»»

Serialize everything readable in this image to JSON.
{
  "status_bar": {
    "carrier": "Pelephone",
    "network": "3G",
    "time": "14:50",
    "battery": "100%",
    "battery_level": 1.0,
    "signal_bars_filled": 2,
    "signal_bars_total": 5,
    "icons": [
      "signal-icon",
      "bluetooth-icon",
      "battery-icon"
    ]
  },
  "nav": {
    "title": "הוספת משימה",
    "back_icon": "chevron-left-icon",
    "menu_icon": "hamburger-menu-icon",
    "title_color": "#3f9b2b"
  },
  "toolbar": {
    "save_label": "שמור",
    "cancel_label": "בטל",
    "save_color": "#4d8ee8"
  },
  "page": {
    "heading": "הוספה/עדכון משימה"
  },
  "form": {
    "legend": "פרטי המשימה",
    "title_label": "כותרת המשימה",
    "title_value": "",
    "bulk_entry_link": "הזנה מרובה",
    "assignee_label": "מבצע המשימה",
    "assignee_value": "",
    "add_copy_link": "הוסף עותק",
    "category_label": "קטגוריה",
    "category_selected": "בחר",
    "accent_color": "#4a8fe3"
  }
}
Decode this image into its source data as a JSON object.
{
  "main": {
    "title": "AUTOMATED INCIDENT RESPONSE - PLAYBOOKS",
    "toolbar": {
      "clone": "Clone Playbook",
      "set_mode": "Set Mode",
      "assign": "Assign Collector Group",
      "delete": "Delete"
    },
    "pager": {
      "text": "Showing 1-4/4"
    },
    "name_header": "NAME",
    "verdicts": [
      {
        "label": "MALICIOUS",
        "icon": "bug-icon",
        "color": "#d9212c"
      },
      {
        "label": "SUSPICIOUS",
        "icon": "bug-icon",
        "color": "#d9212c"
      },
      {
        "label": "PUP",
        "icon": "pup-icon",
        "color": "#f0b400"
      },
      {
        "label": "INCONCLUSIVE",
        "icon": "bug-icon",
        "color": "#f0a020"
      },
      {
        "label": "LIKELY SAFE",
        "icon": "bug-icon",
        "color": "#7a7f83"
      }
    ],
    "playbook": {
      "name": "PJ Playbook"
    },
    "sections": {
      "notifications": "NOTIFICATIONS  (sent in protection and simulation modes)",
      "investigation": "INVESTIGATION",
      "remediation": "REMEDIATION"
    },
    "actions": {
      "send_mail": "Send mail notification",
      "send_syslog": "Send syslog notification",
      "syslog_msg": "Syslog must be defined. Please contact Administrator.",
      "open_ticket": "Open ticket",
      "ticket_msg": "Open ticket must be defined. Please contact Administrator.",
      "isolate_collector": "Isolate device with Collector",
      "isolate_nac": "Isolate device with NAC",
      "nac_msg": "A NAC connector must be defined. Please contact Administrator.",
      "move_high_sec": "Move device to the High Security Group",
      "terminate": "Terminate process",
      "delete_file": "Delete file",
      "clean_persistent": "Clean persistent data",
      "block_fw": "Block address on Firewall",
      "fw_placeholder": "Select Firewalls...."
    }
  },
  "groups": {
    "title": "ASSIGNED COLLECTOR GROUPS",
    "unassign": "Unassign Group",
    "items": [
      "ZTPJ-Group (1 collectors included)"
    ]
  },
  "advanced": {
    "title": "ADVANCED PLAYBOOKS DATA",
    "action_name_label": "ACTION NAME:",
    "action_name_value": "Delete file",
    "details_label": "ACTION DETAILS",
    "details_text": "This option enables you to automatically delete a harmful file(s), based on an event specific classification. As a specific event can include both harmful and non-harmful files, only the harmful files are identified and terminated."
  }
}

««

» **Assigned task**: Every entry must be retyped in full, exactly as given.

» **Exercise answer**:
Serialize everything readable in this image to JSON.
{
  "status_bar": {
    "carrier": "Pelephone",
    "network": "3G",
    "time": "14:50",
    "battery": "100%",
    "battery_level": 1.0,
    "signal_bars_filled": 2,
    "signal_bars_total": 5,
    "icons": [
      "signal-icon",
      "bluetooth-icon",
      "battery-icon"
    ]
  },
  "nav": {
    "title": "הוספת משימה",
    "back_icon": "chevron-left-icon",
    "menu_icon": "hamburger-menu-icon",
    "title_color": "#3f9b2b"
  },
  "toolbar": {
    "save_label": "שמור",
    "cancel_label": "בטל",
    "save_color": "#4d8ee8"
  },
  "page": {
    "heading": "הוספה/עדכון משימה"
  },
  "form": {
    "legend": "פרטי המשימה",
    "title_label": "כותרת המשימה",
    "title_value": "",
    "bulk_entry_link": "הזנה מרובה",
    "assignee_label": "מבצע המשימה",
    "assignee_value": "",
    "add_copy_link": "הוסף עותק",
    "category_label": "קטגוריה",
    "category_selected": "בחר",
    "accent_color": "#4a8fe3"
  }
}
Decode this image into its source data as a JSON object.
{
  "main": {
    "title": "AUTOMATED INCIDENT RESPONSE - PLAYBOOKS",
    "toolbar": {
      "clone": "Clone Playbook",
      "set_mode": "Set Mode",
      "assign": "Assign Collector Group",
      "delete": "Delete"
    },
    "pager": {
      "text": "Showing 1-4/4"
    },
    "name_header": "NAME",
    "verdicts": [
      {
        "label": "MALICIOUS",
        "icon": "bug-icon",
        "color": "#d9212c"
      },
      {
        "label": "SUSPICIOUS",
        "icon": "bug-icon",
        "color": "#d9212c"
      },
      {
        "label": "PUP",
        "icon": "pup-icon",
        "color": "#f0b400"
      },
      {
        "label": "INCONCLUSIVE",
        "icon": "bug-icon",
        "color": "#f0a020"
      },
      {
        "label": "LIKELY SAFE",
        "icon": "bug-icon",
        "color": "#7a7f83"
      }
    ],
    "playbook": {
      "name": "PJ Playbook"
    },
    "sections": {
      "notifications": "NOTIFICATIONS  (sent in protection and simulation modes)",
      "investigation": "INVESTIGATION",
      "remediation": "REMEDIATION"
    },
    "actions": {
      "send_mail": "Send mail notification",
      "send_syslog": "Send syslog notification",
      "syslog_msg": "Syslog must be defined. Please contact Administrator.",
      "open_ticket": "Open ticket",
      "ticket_msg": "Open ticket must be defined. Please contact Administrator.",
      "isolate_collector": "Isolate device with Collector",
      "isolate_nac": "Isolate device with NAC",
      "nac_msg": "A NAC connector must be defined. Please contact Administrator.",
      "move_high_sec": "Move device to the High Security Group",
      "terminate": "Terminate process",
      "delete_file": "Delete file",
      "clean_persistent": "Clean persistent data",
      "block_fw": "Block address on Firewall",
      "fw_placeholder": "Select Firewalls...."
    }
  },
  "groups": {
    "title": "ASSIGNED COLLECTOR GROUPS",
    "unassign": "Unassign Group",
    "items": [
      "ZTPJ-Group (1 collectors included)"
    ]
  },
  "advanced": {
    "title": "ADVANCED PLAYBOOKS DATA",
    "action_name_label": "ACTION NAME:",
    "action_name_value": "Delete file",
    "details_label": "ACTION DETAILS",
    "details_text": "This option enables you to automatically delete a harmful file(s), based on an event specific classification. As a specific event can include both harmful and non-harmful files, only the harmful files are identified and terminated."
  }
}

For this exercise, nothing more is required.